# Instructions to follow
Except for the pictures, output the records in full and exactly.

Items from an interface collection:
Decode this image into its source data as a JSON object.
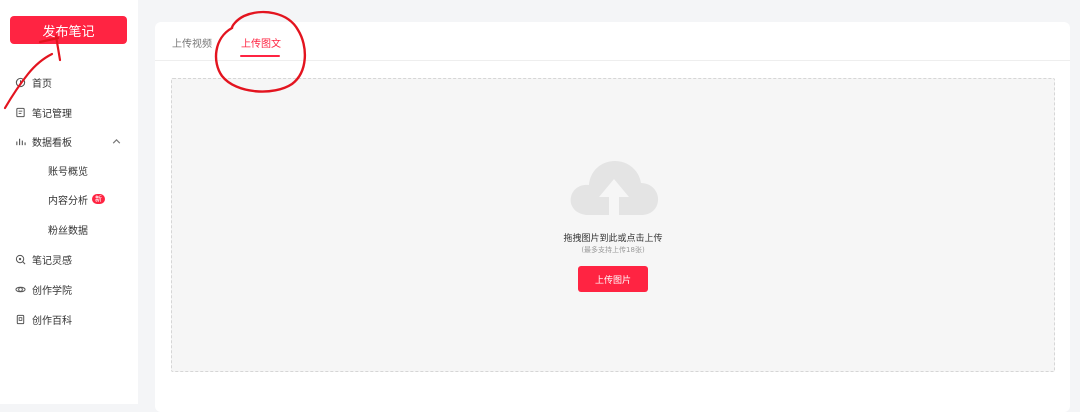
{
  "sidebar": {
    "publish_label": "发布笔记",
    "items": [
      {
        "label": "首页",
        "icon": "home-icon"
      },
      {
        "label": "笔记管理",
        "icon": "note-icon"
      },
      {
        "label": "数据看板",
        "icon": "chart-icon",
        "expanded": true
      },
      {
        "label": "笔记灵感",
        "icon": "inspiration-icon"
      },
      {
        "label": "创作学院",
        "icon": "academy-icon"
      },
      {
        "label": "创作百科",
        "icon": "wiki-icon"
      }
    ],
    "sub_items": [
      {
        "label": "账号概览"
      },
      {
        "label": "内容分析",
        "badge": "新"
      },
      {
        "label": "粉丝数据"
      }
    ]
  },
  "main": {
    "tabs": [
      {
        "label": "上传视频",
        "active": false
      },
      {
        "label": "上传图文",
        "active": true
      }
    ],
    "dropzone": {
      "title": "拖拽图片到此或点击上传",
      "hint": "(最多支持上传18张)",
      "button_label": "上传图片"
    }
  },
  "colors": {
    "accent": "#ff2442",
    "annotation": "#e3141f",
    "page_bg": "#f4f5f7"
  }
}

# Task solution
Decode this image into its source data as a JSON object.
{
  "sidebar": {
    "publish_label": "发布笔记",
    "items": [
      {
        "label": "首页",
        "icon": "home-icon"
      },
      {
        "label": "笔记管理",
        "icon": "note-icon"
      },
      {
        "label": "数据看板",
        "icon": "chart-icon",
        "expanded": true
      },
      {
        "label": "笔记灵感",
        "icon": "inspiration-icon"
      },
      {
        "label": "创作学院",
        "icon": "academy-icon"
      },
      {
        "label": "创作百科",
        "icon": "wiki-icon"
      }
    ],
    "sub_items": [
      {
        "label": "账号概览"
      },
      {
        "label": "内容分析",
        "badge": "新"
      },
      {
        "label": "粉丝数据"
      }
    ]
  },
  "main": {
    "tabs": [
      {
        "label": "上传视频",
        "active": false
      },
      {
        "label": "上传图文",
        "active": true
      }
    ],
    "dropzone": {
      "title": "拖拽图片到此或点击上传",
      "hint": "(最多支持上传18张)",
      "button_label": "上传图片"
    }
  },
  "colors": {
    "accent": "#ff2442",
    "annotation": "#e3141f",
    "page_bg": "#f4f5f7"
  }
}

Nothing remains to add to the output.